The course, Ecoadventure: Andes to Amazon (ES 408/508), is worth six credits and will take place some time over the summer. It’ll be taught on SOU’s campus, online and in the Republic of Ecuador, as the course includes a 12-day trip to the South American country. Vincent Smith, an associate professor and chair of Environmental Science and Policy, is expected to teach the course.

The course will focus on the impacts of tourism and development on the culture and environment of Ecuador,” Smith said. “Students will further explore tropical ecology and biodiversity in two distinct regions of Ecuador.”

During the course, students will take tours of the Mindo Wildlife Canopy and Ecuador’s capital Quito, raft in the Napo River, visit the Butterfly and Hummingbird Gardens and the Papallacta Hot Springs, take a Pacmanca Cooking Class, and much more.

The total cost is expected to be about $4,000, including six credits of tuition and a trip fee that will include airfare, lodging, food and ground transportation. The course is open to all students, regardless of their major.
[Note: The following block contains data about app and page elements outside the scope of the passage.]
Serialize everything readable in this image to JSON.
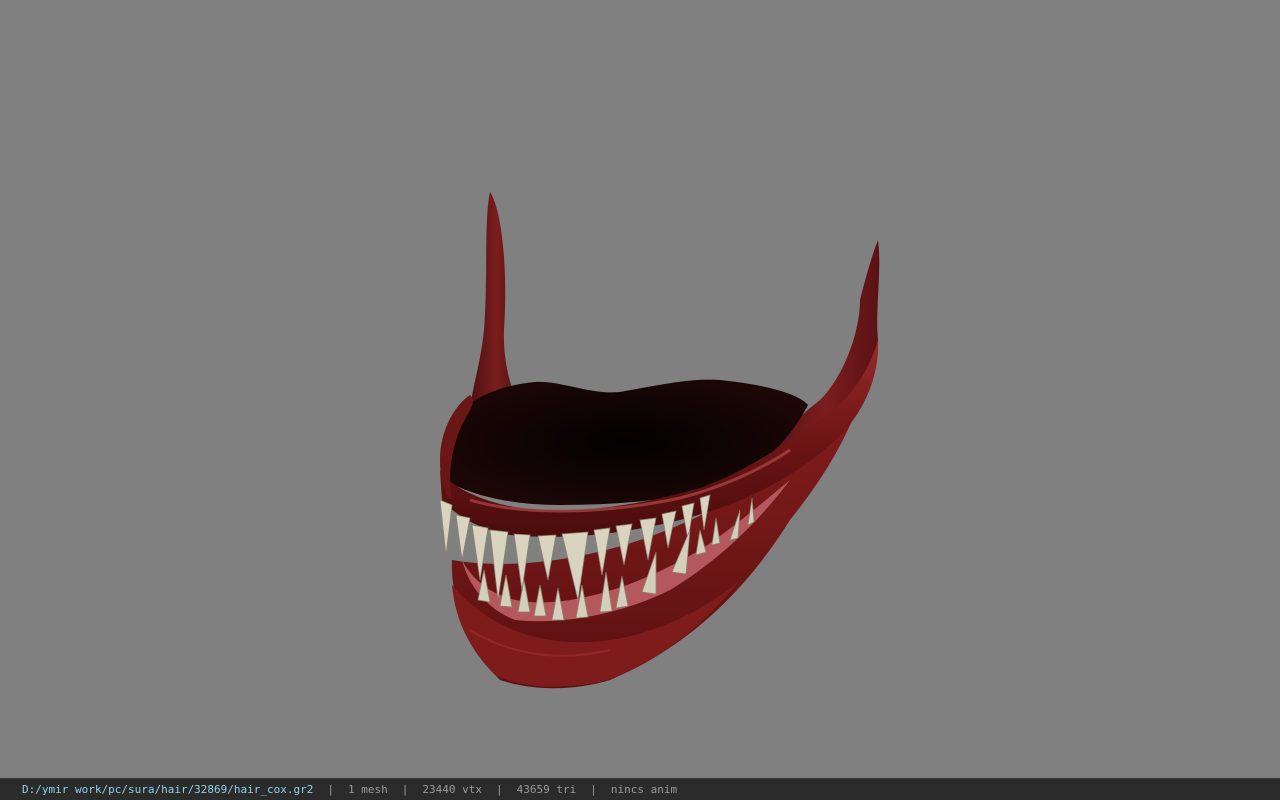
{
  "viewport": {
    "background": "#808080",
    "model_name": "hair_cox"
  },
  "colors": {
    "lip": "#7a1a1a",
    "lip_highlight": "#a83a3a",
    "mouth_interior": "#0a0606",
    "teeth": "#d9d4c0",
    "gum": "#c77a80",
    "status_bg": "#2b2b2b",
    "path_text": "#8fd0e8",
    "stat_text": "#9a9a9a"
  },
  "status": {
    "path": "D:/ymir work/pc/sura/hair/32869/hair_cox.gr2",
    "separator": "|",
    "mesh": "1 mesh",
    "vtx": "23440 vtx",
    "tri": "43659 tri",
    "anim": "nincs anim"
  }
}
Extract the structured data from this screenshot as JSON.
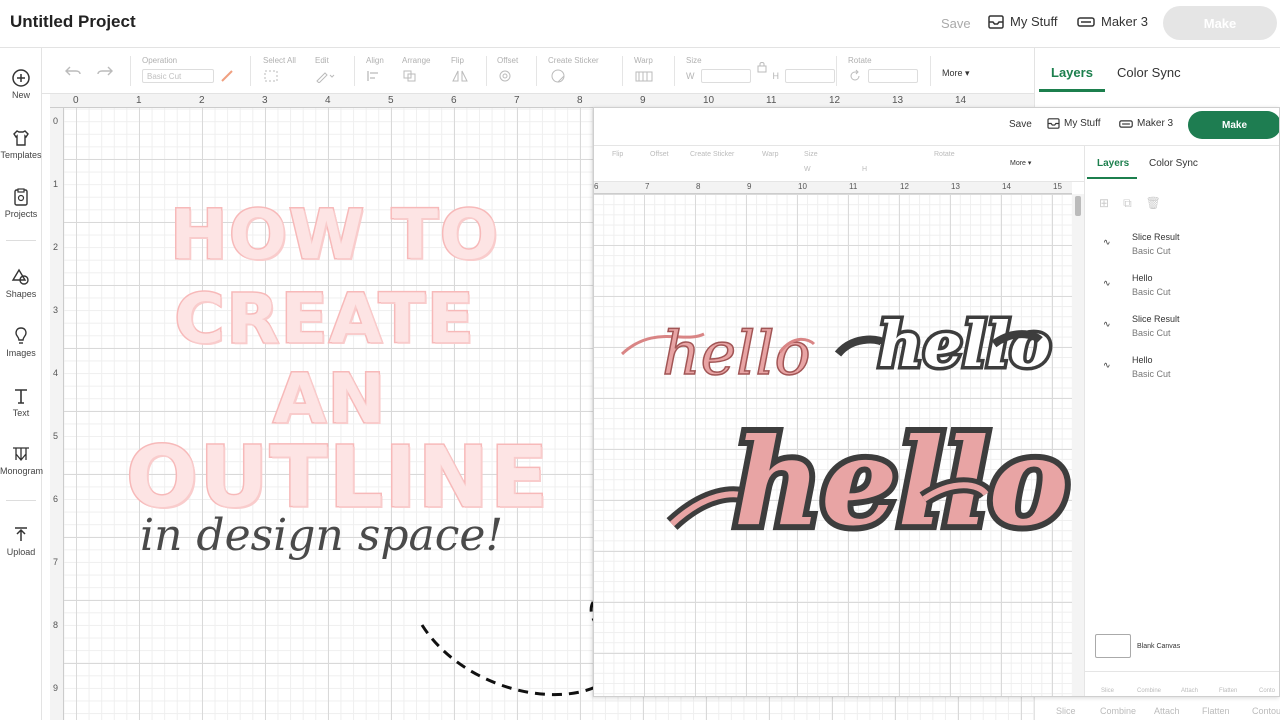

Those who are interested in learning more about the field course are asked to fill out an online form to receive emails regarding trip updates, registration deadlines, exact costs and other details. While the exact dates for the course will be set during Winter Term, the trip to Ecuador is expected to leave the Medford airport on about July 13.

Smith has taught a number of classes at SOU, including last summer’s Ecoadventure: Mayan Riviera course, which focused on marine biology, sustainable development and tourism. His research explores the coupled human-environment systems that shape the world. Smith’s work spans from human ecology to agroecology.

Story by Blair Selph, SOU Marketing and Communications student writer